***** PROVIDED RECORDS *****

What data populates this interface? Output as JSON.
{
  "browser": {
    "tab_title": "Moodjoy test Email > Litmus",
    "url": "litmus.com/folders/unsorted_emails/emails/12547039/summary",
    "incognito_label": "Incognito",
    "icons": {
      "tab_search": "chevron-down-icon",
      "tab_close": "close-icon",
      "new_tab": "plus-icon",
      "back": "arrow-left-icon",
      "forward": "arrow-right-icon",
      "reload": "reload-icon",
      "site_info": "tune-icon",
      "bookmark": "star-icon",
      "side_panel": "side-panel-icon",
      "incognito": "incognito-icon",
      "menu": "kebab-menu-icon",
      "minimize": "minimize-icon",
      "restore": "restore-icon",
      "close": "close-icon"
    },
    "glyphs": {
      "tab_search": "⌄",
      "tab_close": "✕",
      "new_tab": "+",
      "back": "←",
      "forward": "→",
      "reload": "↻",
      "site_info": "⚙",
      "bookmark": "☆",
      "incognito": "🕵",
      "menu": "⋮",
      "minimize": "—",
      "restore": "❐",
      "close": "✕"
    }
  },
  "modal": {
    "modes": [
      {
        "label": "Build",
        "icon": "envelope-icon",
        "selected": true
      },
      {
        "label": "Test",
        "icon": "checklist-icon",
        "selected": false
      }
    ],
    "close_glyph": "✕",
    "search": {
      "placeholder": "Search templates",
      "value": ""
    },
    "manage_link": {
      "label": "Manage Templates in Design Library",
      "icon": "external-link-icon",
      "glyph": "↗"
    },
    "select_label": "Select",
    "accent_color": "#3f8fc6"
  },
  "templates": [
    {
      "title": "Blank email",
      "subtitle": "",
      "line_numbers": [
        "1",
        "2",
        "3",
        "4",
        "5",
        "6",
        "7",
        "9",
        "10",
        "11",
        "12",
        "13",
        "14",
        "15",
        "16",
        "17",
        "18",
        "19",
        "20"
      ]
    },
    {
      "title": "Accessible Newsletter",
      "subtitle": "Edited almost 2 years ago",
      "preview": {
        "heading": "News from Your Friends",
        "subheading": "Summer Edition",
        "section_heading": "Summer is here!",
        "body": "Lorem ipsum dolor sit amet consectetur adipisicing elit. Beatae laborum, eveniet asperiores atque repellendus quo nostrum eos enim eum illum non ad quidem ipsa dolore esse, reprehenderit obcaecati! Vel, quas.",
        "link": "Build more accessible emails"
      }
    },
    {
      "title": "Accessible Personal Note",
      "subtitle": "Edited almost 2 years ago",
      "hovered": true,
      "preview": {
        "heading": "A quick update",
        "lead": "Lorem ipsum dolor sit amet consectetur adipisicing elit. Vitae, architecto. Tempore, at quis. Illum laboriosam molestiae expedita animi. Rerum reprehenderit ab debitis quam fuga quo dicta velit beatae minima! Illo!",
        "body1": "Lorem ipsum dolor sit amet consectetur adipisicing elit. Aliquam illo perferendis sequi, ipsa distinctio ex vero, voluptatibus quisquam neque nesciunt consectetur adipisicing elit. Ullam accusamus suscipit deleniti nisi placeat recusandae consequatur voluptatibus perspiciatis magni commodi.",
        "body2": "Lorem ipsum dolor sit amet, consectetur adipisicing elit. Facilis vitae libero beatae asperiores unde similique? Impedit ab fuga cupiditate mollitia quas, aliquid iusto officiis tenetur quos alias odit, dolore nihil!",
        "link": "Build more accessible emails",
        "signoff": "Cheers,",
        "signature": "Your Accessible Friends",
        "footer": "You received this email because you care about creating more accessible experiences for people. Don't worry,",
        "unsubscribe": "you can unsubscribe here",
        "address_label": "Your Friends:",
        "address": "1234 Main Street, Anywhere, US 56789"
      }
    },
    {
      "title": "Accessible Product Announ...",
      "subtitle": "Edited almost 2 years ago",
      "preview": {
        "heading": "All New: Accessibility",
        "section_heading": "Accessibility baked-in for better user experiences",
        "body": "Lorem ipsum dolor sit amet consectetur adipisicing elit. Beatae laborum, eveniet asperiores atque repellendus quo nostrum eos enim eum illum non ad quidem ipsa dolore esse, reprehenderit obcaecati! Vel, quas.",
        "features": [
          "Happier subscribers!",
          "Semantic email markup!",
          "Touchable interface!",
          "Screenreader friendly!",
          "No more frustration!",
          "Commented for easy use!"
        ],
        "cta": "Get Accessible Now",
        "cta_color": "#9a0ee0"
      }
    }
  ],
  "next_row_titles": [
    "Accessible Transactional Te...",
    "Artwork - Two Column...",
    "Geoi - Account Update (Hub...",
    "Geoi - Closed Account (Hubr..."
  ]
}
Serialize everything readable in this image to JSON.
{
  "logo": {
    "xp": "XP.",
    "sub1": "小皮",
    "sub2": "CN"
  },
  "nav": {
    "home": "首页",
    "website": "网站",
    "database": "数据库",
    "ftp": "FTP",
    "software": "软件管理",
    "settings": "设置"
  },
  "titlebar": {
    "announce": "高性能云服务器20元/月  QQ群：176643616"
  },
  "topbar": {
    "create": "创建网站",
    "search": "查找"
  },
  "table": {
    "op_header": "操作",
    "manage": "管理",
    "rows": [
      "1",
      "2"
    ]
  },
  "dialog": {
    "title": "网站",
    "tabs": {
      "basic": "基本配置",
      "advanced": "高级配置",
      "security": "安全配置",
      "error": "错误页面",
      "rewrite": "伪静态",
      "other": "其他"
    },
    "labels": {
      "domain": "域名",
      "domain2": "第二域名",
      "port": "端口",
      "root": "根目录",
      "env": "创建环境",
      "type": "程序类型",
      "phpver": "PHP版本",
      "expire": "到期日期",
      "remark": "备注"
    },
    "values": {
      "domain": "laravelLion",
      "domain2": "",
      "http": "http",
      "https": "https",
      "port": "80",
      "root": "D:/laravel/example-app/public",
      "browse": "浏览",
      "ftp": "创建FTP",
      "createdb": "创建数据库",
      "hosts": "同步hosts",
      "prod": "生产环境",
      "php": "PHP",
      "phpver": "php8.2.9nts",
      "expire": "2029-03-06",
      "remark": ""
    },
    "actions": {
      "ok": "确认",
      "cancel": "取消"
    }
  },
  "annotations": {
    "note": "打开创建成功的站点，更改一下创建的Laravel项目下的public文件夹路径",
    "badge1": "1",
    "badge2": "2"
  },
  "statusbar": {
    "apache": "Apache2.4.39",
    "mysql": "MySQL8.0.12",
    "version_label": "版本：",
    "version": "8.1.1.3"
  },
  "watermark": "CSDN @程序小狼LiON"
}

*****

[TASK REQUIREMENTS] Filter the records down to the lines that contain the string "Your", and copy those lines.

[RESULT BELOW]
        "heading": "News from Your Friends",
        "signature": "Your Accessible Friends",
        "address_label": "Your Friends:",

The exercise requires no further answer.